Saved data entries:
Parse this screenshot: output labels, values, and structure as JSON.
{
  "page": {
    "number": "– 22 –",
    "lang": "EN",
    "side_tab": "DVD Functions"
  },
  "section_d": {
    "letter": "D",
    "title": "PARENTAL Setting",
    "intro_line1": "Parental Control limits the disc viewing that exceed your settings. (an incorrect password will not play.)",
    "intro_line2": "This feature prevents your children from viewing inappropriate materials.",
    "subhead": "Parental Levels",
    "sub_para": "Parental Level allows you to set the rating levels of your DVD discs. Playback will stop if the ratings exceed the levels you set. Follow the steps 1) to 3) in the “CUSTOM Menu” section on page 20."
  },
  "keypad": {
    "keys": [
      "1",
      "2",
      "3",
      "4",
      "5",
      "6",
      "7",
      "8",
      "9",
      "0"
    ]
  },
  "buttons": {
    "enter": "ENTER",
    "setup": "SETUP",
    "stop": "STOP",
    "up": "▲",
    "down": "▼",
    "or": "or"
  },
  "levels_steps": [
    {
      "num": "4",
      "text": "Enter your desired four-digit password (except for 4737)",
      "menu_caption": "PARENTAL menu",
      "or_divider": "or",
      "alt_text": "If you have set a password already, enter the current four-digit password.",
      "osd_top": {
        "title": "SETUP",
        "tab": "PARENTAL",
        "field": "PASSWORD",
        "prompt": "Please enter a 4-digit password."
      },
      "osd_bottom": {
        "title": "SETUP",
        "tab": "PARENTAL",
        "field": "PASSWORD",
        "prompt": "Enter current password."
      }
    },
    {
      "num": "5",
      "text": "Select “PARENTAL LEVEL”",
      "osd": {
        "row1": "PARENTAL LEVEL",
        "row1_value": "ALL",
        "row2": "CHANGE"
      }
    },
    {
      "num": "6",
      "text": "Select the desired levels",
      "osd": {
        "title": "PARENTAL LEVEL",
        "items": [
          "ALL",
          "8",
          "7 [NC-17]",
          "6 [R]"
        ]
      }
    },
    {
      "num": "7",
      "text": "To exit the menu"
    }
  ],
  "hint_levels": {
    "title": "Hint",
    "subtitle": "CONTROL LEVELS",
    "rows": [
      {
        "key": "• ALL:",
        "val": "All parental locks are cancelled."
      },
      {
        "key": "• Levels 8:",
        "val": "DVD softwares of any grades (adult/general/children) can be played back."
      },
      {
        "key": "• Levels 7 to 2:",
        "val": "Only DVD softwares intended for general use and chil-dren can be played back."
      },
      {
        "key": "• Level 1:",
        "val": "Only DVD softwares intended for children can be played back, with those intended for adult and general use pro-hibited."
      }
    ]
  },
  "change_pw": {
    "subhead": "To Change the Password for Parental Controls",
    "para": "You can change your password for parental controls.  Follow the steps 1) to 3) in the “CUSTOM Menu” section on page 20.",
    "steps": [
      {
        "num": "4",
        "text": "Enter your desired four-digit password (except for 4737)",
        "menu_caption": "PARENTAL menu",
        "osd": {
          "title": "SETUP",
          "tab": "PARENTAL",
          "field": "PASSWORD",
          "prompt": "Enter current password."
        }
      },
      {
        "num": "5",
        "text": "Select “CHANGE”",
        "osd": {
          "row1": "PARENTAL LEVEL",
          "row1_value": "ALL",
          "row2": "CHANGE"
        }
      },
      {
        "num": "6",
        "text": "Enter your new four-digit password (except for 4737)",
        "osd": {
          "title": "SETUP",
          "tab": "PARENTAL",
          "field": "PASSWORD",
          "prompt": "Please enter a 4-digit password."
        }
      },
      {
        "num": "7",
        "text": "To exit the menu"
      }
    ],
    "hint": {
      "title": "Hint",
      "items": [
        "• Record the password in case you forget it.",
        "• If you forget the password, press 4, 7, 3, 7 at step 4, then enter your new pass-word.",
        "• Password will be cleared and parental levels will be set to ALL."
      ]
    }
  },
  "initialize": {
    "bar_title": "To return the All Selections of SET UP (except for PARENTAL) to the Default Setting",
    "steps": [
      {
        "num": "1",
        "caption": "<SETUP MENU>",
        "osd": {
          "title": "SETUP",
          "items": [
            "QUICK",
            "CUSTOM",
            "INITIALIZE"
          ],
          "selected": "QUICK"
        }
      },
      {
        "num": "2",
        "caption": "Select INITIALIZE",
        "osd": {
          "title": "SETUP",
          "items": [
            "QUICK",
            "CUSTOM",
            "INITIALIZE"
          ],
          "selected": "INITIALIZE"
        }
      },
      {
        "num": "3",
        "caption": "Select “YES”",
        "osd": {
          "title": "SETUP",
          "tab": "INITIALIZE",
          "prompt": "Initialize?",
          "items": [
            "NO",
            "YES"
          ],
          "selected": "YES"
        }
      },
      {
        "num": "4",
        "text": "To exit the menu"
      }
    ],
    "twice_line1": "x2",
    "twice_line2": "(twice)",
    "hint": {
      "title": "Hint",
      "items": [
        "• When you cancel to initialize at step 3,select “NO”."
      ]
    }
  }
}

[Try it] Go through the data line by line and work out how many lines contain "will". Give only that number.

[Response area] 3